Over the last few months, as crews have nearly finished readying the tunnel boring machine’s launch box, we’ve heard a lot about life in the blasting zone. Just last week, Upper East Siders started to bemoan the late, loud blasts, and while the MTA maintained that all blasting was to wrap before 8 p.m., subsequent trips to the launch box site by Ben Heckscher of The Launch Box revealed otherwise. It’s loud; it’s dirty; it’s disruptive; it’s the slow march of transit progress as it tears up and then repairs a neighborhood.
Yet, for millions of New Yorkers, Second Ave. Subway constructive remains just an idea. We live and work far from the construction zones and do not see businesses struggling to compete with construction. Two recent bits of writing — one a news story and the other a narrative — help to shed some light on life in the blast zone.
We start with a report from The Real Deal. The MTA has informed the residents of 1873 Second Ave., a property on the west side of the avenue between 96th and 97th Sts., that they will have to be temporarily relocated for one month as the agency works to shore up the building. Next door, at the former site of the Century Lumber Co. building, the MTA will soon start work on a ventilation shaft.
The MTA in a letter says that it will pay the full cost of relocation and will attempt to do so with “as little disruption as possible.” Still, for Upper East Side residents, this is no small move. “This is devastating,” one anonymous tenant said to The Real Deal. “I don’t want to move. If I move it would have to be for good and I can’t afford that. I have been in this apartment for 10 years and have always paid my rent and I just can’t believe something like this could happen. I heard about things like this happening in Brooklyn, but never thought it could happen to me.” Not everyone, it seems, understands the costs of living on a subway construction site or the fact that the MTA will foot the entire bill.
For those who aren’t moving, though, the blasting — loud, disruptive, scary — has altered life along Second Ave. In a narrative about raising a family in a construction zone set to last for 10 years, Lisa Lawrence of the Upper East Side Moms blog writes about her young son’s reaction to the blasting. On a night of particularly loud blasting as the MTA started horizontal blasting that readies the launch box for the TBM, she writes, “my little guy came running out of his bed into our bed, scared out of his mind! My older two were very nervous and uneasy. After-all, we had begun to get used to the blasting and now this extraordinary boom?!?! My poor little ones. I am almost 31 years old, and I was scared out of my noodle! Imagine what they felt like!”

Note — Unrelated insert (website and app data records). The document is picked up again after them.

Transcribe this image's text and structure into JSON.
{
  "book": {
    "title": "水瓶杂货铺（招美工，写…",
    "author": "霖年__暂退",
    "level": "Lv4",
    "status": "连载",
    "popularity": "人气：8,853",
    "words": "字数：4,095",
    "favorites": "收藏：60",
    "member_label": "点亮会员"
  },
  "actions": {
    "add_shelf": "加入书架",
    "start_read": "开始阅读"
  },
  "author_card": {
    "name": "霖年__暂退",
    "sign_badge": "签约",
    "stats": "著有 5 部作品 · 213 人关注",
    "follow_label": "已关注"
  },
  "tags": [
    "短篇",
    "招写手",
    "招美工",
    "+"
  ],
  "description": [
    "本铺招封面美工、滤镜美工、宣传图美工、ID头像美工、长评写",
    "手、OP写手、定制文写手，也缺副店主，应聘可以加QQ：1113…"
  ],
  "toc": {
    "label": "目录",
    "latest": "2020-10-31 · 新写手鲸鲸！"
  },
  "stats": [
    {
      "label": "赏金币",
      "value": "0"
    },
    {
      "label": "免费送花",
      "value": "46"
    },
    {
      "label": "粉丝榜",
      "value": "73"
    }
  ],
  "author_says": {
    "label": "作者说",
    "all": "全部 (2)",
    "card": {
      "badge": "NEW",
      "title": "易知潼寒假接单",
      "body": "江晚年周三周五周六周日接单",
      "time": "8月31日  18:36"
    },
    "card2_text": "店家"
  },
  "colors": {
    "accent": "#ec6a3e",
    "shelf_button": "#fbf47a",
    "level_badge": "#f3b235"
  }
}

Buildings shake; businesses close; dust rises and settles; life goes on, stranger than it did for this out-of-the-way corner of the Upper East Side five years ago. One person summed it up best to Heather Haddon. Said Mike Borak, “The neighborhood would be great if it wasn’t for this.”
After the jump, video of a recent blast, recorded at 8:45 p.m. on Friday, March 19. It too comes to us via The Launch Box.